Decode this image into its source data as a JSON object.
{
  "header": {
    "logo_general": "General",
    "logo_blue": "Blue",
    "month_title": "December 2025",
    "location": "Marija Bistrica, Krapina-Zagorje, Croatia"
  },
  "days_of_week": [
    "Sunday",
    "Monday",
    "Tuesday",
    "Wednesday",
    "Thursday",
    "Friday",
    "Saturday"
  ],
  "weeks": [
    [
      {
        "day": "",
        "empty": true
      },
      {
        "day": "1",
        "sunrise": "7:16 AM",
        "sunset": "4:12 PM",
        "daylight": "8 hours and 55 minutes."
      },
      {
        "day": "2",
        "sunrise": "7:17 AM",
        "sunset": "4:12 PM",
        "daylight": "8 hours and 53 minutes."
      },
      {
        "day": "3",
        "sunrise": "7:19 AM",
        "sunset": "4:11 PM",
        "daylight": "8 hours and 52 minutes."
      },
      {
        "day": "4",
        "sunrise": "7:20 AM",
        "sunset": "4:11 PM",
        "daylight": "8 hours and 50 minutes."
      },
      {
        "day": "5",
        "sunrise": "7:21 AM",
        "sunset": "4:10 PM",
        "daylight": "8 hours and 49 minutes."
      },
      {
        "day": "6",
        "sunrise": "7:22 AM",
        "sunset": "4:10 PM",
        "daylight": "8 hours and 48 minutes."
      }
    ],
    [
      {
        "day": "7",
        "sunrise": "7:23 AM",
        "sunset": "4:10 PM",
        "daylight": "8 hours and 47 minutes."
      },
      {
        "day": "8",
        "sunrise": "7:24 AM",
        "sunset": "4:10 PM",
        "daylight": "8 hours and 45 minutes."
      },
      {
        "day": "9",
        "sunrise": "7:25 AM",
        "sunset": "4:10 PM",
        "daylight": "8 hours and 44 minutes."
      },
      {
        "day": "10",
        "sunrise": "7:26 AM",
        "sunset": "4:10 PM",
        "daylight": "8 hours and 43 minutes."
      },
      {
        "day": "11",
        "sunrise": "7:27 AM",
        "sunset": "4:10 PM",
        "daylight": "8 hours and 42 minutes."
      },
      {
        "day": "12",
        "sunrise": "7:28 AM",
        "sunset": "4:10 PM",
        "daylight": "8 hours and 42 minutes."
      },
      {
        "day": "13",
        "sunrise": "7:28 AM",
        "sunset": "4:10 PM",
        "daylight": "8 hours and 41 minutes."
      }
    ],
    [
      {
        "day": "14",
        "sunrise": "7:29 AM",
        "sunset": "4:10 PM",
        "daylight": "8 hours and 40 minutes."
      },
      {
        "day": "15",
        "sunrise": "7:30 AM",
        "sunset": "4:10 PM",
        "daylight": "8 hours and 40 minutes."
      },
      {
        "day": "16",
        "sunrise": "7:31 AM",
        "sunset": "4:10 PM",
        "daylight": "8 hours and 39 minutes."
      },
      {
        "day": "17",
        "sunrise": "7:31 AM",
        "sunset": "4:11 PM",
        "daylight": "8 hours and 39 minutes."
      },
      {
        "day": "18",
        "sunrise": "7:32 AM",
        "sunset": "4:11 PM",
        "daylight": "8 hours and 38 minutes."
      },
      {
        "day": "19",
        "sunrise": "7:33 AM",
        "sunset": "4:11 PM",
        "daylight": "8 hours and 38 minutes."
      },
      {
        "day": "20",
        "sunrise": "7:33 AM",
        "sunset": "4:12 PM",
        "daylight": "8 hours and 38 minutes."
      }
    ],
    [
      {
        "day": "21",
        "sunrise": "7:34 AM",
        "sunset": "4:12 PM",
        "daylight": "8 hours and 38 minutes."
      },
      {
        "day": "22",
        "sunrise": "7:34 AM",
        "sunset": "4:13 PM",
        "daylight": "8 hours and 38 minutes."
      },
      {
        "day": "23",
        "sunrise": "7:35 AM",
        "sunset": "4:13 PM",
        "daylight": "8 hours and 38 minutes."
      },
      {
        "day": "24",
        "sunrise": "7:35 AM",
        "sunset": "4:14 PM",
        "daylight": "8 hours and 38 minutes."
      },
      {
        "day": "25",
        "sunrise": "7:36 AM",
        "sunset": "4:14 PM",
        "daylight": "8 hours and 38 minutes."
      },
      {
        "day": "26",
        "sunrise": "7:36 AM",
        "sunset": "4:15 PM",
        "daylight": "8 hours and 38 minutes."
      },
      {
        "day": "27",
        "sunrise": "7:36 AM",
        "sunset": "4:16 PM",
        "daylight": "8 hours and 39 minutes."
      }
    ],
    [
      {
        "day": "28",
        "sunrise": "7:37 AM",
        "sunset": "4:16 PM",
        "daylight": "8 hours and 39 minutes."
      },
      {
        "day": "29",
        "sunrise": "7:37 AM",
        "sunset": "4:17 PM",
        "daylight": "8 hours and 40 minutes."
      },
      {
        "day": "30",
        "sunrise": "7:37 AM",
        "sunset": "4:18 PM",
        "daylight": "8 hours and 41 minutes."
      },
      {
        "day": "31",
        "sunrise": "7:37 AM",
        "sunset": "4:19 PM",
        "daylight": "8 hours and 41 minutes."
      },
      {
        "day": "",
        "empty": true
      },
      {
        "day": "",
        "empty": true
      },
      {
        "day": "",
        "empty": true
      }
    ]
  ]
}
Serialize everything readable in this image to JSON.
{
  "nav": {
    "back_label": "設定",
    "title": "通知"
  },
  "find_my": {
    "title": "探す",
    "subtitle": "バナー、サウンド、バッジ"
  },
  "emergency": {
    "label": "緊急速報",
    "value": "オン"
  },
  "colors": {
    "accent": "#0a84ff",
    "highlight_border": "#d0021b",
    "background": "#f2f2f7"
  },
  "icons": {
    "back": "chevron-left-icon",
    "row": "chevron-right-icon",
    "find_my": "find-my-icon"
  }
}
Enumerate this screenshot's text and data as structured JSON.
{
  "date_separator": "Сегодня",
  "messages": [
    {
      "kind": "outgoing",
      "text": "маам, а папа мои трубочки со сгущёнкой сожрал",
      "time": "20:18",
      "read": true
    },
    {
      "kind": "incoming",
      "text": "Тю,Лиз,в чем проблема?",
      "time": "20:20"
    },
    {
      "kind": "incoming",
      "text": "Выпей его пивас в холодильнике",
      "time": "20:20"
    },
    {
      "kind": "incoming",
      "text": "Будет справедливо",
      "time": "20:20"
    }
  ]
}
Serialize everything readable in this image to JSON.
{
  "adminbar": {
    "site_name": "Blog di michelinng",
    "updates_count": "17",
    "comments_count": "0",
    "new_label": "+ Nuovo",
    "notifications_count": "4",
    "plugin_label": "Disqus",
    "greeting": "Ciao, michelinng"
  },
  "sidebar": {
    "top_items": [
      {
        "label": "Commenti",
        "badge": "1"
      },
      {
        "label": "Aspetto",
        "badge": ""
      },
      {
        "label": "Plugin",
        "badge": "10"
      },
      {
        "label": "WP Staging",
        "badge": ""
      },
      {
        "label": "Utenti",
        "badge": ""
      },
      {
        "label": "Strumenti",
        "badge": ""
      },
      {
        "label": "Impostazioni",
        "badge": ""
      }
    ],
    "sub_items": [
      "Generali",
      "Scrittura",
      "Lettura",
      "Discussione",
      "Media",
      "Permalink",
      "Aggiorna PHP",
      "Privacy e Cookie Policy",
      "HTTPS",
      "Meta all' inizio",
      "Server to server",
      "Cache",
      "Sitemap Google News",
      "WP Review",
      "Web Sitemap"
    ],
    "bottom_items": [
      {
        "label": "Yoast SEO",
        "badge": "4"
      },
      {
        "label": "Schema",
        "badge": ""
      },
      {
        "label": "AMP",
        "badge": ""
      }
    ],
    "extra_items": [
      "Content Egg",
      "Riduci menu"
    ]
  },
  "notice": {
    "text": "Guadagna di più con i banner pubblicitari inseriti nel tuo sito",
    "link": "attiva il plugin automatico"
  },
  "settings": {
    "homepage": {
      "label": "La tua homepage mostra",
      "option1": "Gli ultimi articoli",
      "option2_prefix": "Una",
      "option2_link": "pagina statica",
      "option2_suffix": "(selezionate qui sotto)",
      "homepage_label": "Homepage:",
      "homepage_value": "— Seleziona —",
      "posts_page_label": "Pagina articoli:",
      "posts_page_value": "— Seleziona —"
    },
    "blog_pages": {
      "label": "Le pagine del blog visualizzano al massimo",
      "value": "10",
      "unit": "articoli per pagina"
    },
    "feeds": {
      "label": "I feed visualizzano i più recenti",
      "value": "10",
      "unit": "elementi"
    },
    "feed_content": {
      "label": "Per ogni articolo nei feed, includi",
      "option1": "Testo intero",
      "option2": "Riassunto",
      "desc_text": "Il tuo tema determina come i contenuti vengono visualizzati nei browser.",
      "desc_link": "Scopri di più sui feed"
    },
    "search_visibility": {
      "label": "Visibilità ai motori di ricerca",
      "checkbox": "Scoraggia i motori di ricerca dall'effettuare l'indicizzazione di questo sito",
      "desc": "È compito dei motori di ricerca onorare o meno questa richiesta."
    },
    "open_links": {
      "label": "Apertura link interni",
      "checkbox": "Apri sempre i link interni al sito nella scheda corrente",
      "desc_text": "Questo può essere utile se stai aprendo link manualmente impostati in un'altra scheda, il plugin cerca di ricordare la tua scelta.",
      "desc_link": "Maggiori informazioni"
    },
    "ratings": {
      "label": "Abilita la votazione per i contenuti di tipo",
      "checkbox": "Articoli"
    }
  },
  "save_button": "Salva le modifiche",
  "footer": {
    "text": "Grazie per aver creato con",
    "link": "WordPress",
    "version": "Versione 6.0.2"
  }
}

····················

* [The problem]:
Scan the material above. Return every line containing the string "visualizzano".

* [Solution to the exercise]:
      "label": "Le pagine del blog visualizzano al massimo",
      "label": "I feed visualizzano i più recenti",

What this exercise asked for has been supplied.